_Your assignment:_
What lines of the material hold the string "Main"? Pull each of them out.

_Listed entries:_

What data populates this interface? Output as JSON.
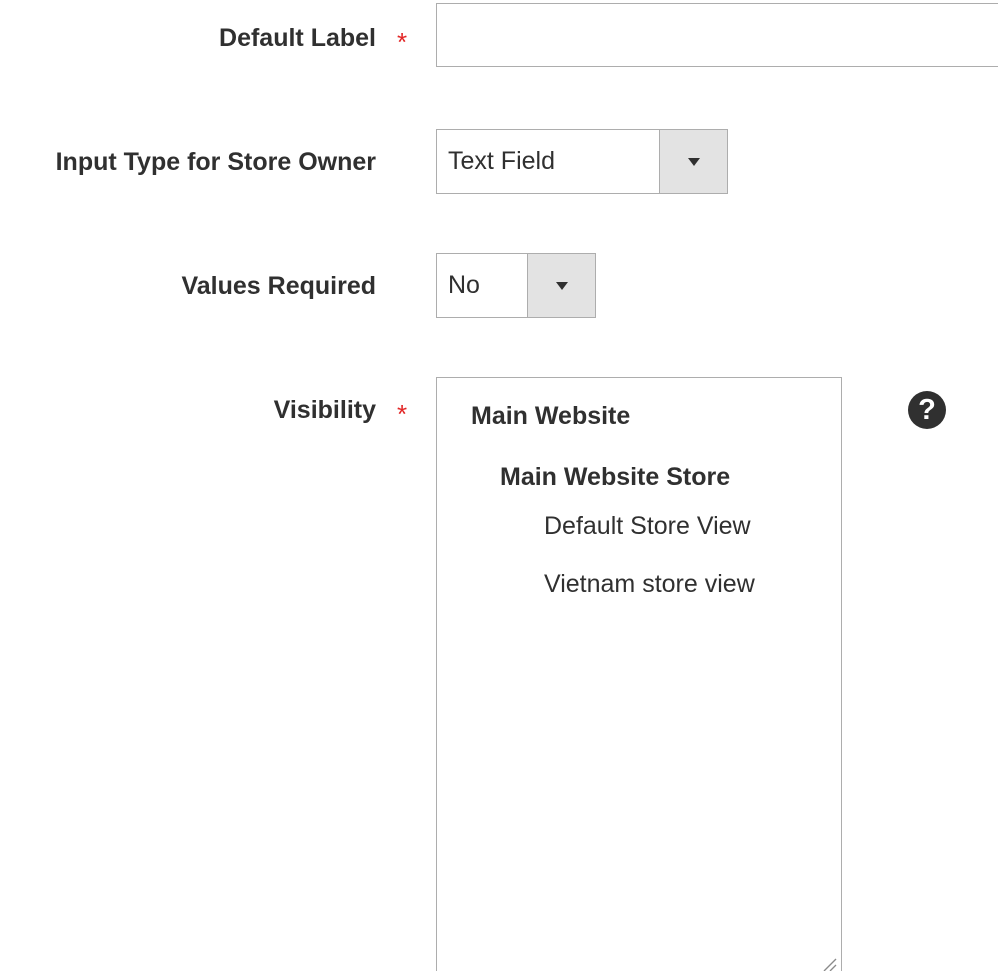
{
  "fields": {
    "default_label": {
      "label": "Default Label",
      "required_mark": "*",
      "value": "",
      "placeholder": ""
    },
    "input_type": {
      "label": "Input Type for Store Owner",
      "selected": "Text Field"
    },
    "values_required": {
      "label": "Values Required",
      "selected": "No"
    },
    "visibility": {
      "label": "Visibility",
      "required_mark": "*",
      "website": "Main Website",
      "store": "Main Website Store",
      "store_views": [
        "Default Store View",
        "Vietnam store view"
      ],
      "help_icon_glyph": "?"
    }
  },
  "icons": {
    "dropdown_arrow": "caret-down-icon",
    "help": "question-circle-icon",
    "resize": "resize-grip-icon"
  },
  "colors": {
    "required_star": "#e22626",
    "label_text": "#303030",
    "input_border": "#adadad",
    "select_arrow_bg": "#e3e3e3",
    "help_icon_bg": "#303030"
  }
}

_Solution for this task:_
      "website": "Main Website",
      "store": "Main Website Store",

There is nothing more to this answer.